Politicians With Puerto Rican Roots Challenge Trump in Push for Aid
A largely left-leaning cast of Puerto Rican politicians in New York, members of the diaspora or descendants of it, has emerged as a force pushing for aid and attention. They have used the bully pulpits of their offices, booking cable news appearances and writing letters to federal agencies. Representative Nydia M. Velázquez held a news conference in which she warned Mr. Trump that unless he stepped up his efforts for storm victims, “this will become his Katrina.”
The politicians have also sought to wield their influence behind the scenes, lobbying congressional leaders for immediate relief aid as well as longer-term support. Mr. Serrano believes his position on the powerful House Appropriations Committee could help secure the money Puerto Rico needed, calling it “my first priority.”
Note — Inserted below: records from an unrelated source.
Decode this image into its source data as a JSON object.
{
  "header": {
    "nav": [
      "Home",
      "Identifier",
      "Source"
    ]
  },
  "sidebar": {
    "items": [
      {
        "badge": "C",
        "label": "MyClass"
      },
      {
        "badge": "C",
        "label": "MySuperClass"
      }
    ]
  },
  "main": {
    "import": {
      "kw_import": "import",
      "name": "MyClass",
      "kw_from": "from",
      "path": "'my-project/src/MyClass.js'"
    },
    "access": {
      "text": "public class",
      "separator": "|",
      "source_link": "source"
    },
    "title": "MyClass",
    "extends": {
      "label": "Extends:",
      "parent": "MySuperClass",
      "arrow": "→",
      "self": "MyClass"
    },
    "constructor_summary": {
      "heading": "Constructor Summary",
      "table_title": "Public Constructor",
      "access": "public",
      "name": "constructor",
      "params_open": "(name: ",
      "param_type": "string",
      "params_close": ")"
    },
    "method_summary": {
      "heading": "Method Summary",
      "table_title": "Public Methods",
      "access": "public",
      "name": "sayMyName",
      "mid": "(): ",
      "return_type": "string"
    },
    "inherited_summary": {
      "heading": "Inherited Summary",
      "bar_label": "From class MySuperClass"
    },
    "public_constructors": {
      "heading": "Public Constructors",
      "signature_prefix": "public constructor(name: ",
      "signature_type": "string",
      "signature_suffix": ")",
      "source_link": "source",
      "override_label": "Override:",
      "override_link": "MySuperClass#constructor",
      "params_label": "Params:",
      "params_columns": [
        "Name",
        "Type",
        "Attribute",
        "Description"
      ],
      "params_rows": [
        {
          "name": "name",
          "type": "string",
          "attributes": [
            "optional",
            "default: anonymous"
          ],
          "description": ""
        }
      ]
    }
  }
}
“It doesn’t matter how many years you spend in New York. It doesn’t matter that you’re a member of Congress,” Mr. Serrano said. “If you were born in Puerto Rico, that island is still in your heart. It’s something that’s very much a part of you and doesn’t leave you.”
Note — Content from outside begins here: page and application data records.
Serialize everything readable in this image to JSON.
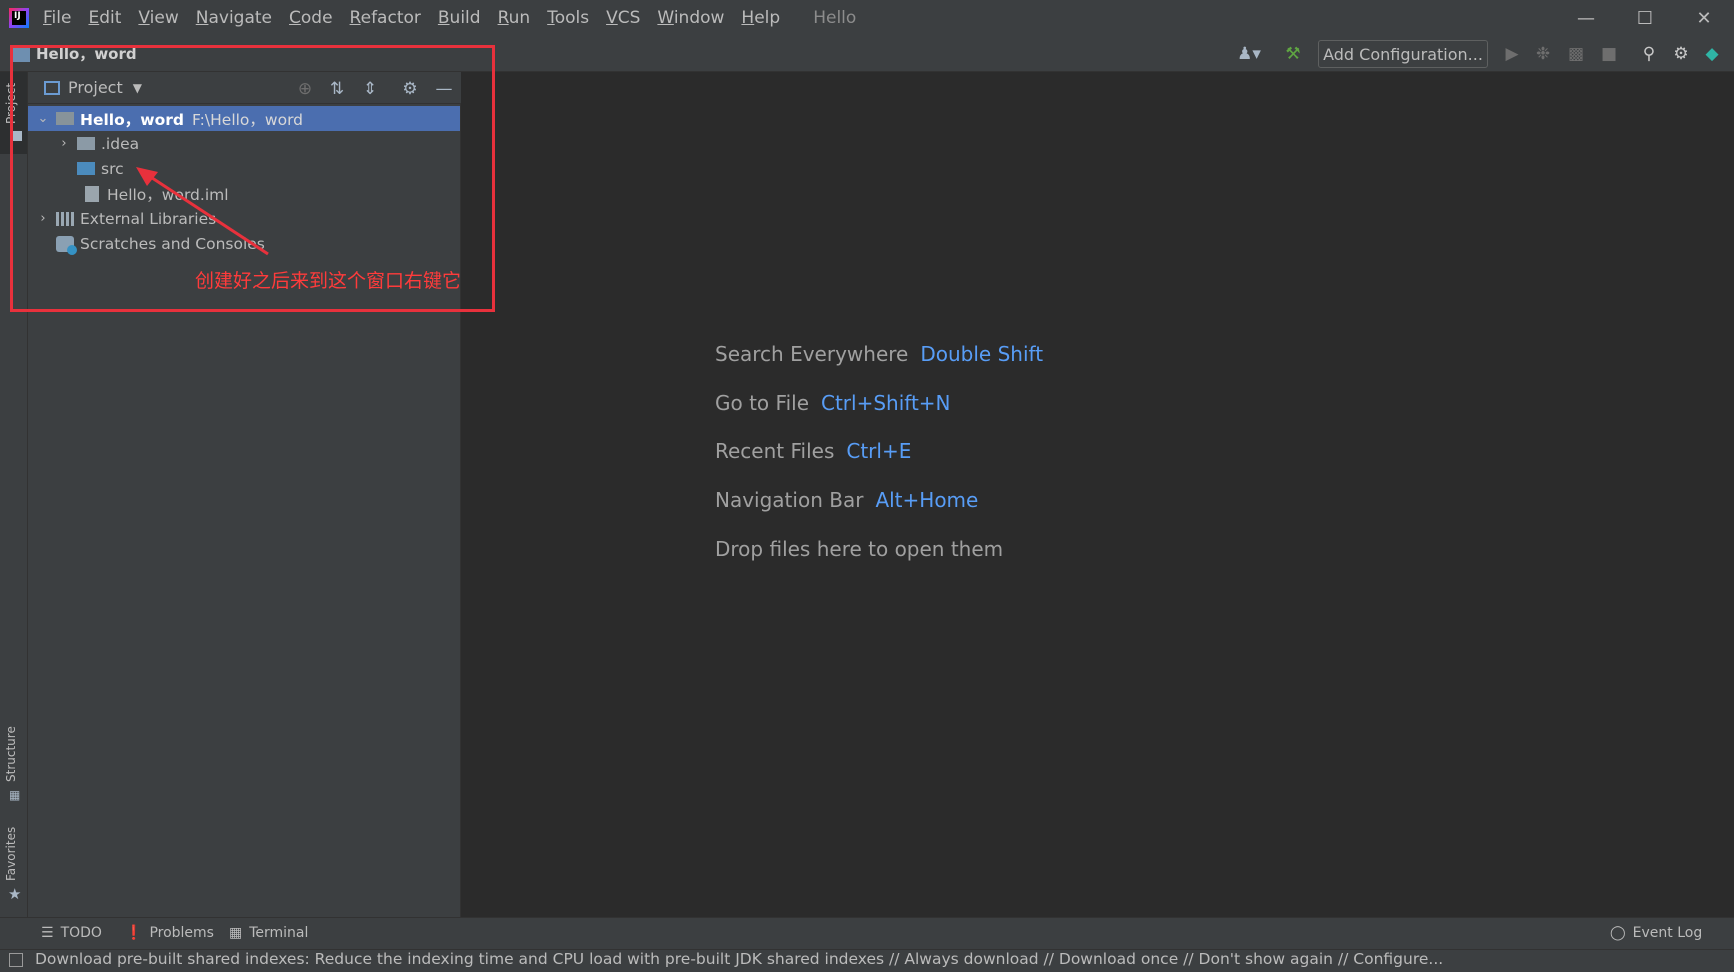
{
  "titlebar": {
    "menu": [
      {
        "label": "File",
        "mnemonic": "F",
        "rest": "ile"
      },
      {
        "label": "Edit",
        "mnemonic": "E",
        "rest": "dit"
      },
      {
        "label": "View",
        "mnemonic": "V",
        "rest": "iew"
      },
      {
        "label": "Navigate",
        "mnemonic": "N",
        "rest": "avigate"
      },
      {
        "label": "Code",
        "mnemonic": "C",
        "rest": "ode"
      },
      {
        "label": "Refactor",
        "mnemonic": "R",
        "rest": "efactor"
      },
      {
        "label": "Build",
        "mnemonic": "B",
        "rest": "uild"
      },
      {
        "label": "Run",
        "mnemonic": "R",
        "rest": "un"
      },
      {
        "label": "Tools",
        "mnemonic": "T",
        "rest": "ools"
      },
      {
        "label": "VCS",
        "mnemonic": "V",
        "rest": "CS"
      },
      {
        "label": "Window",
        "mnemonic": "W",
        "rest": "indow"
      },
      {
        "label": "Help",
        "mnemonic": "H",
        "rest": "elp"
      }
    ],
    "project_name": "Hello",
    "logo_text": "IJ"
  },
  "navbar": {
    "breadcrumb": "Hello，word",
    "add_configuration": "Add Configuration..."
  },
  "left_stripe": {
    "project_tab": "Project",
    "structure_tab": "Structure",
    "favorites_tab": "Favorites"
  },
  "project_panel": {
    "title": "Project",
    "tree": {
      "root_name": "Hello，word",
      "root_path": "F:\\Hello，word",
      "idea": ".idea",
      "src": "src",
      "iml": "Hello，word.iml",
      "external_libraries": "External Libraries",
      "scratches": "Scratches and Consoles"
    }
  },
  "annotation": {
    "note": "创建好之后来到这个窗口右键它"
  },
  "editor_hints": [
    {
      "label": "Search Everywhere",
      "key": "Double Shift"
    },
    {
      "label": "Go to File",
      "key": "Ctrl+Shift+N"
    },
    {
      "label": "Recent Files",
      "key": "Ctrl+E"
    },
    {
      "label": "Navigation Bar",
      "key": "Alt+Home"
    },
    {
      "label": "Drop files here to open them",
      "key": ""
    }
  ],
  "bottom_tabs": {
    "todo": "TODO",
    "problems": "Problems",
    "terminal": "Terminal",
    "event_log": "Event Log"
  },
  "status": {
    "message": "Download pre-built shared indexes: Reduce the indexing time and CPU load with pre-built JDK shared indexes // Always download // Download once // Don't show again // Configure..."
  },
  "colors": {
    "accent_key": "#589df6",
    "selection": "#4b6eaf",
    "annotation_red": "#e8313c"
  }
}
Puerto Rico has long depended on those ties as people left for the mainland, where, especially in and around New York City, the community has become deeply entrenched and gained political influence over the course of several generations. “The greatest hope for Puerto Rico is its diaspora,” said José Cálderon, the president of the Hispanic Federation, a national advocacy group. “If we’re going to get Congress to do the right thing,” he said, referring to aid, “it is going to be the diaspora that does it.”
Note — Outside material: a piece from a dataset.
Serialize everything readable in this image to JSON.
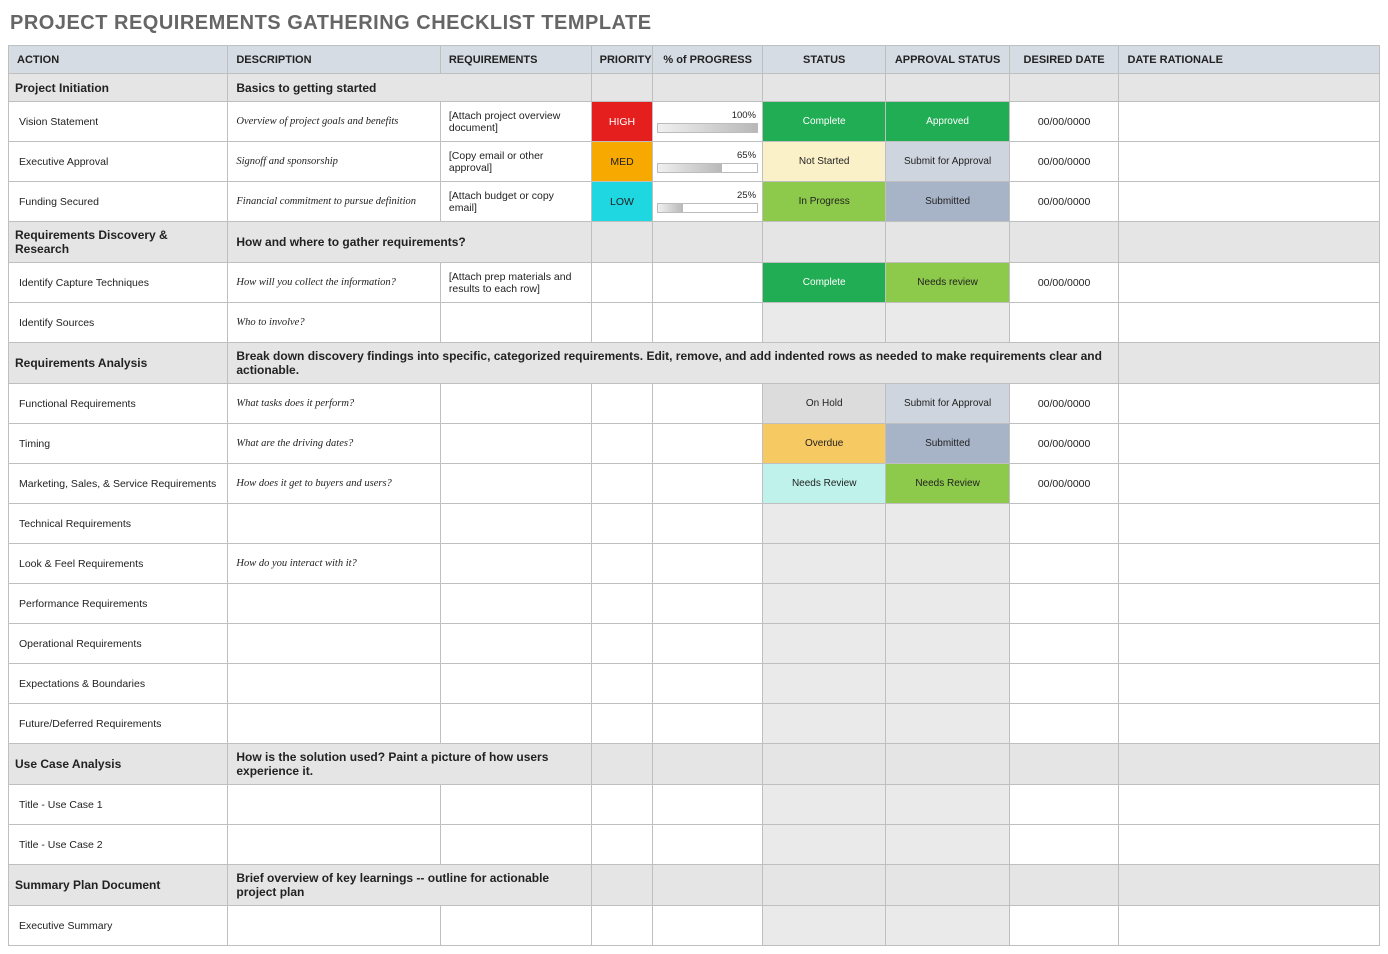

Officials and nonprofit groups in Puerto Rico say the immediate need remains for essentials like food and water. But some are already taking stock of the far more enormous investment a full recovery will surely require: rebuilding a health care system and energy grid that had been fraying before the hurricane and are now a shambles, and relief from a debt crisis that had set off its own wave of devastating consequences, including forcing officials to declare a form of bankruptcy this year and spurring an exodus.
As residents of a territory of the United States, Puerto Ricans are American citizens, but they have little clout in Washington: They cannot vote for president in the general election and their delegate in Congress is a nonvoting member. “Is that a disadvantage? Absolutely,” said Edwin Meléndez, the director of the Center for Puerto Rican Studies at Hunter College, who noted that the island could be better served by having its own voting members in Congress. Still, he added, “you have this other network of elected officials that mitigates that lack of representation.”
That network has not always served as a unified force. (Five of the 43 Latino members of Congress are Puerto Rican and all are in the House.) The financial crisis, for instance, was an issue that sowed division. But the storm’s toll has brought many of these politicians together in championing a relief effort. In New York, such efforts have been encouraged by the city’s Puerto Rican community, a significant bloc of support for Puerto Ricans running for elected office.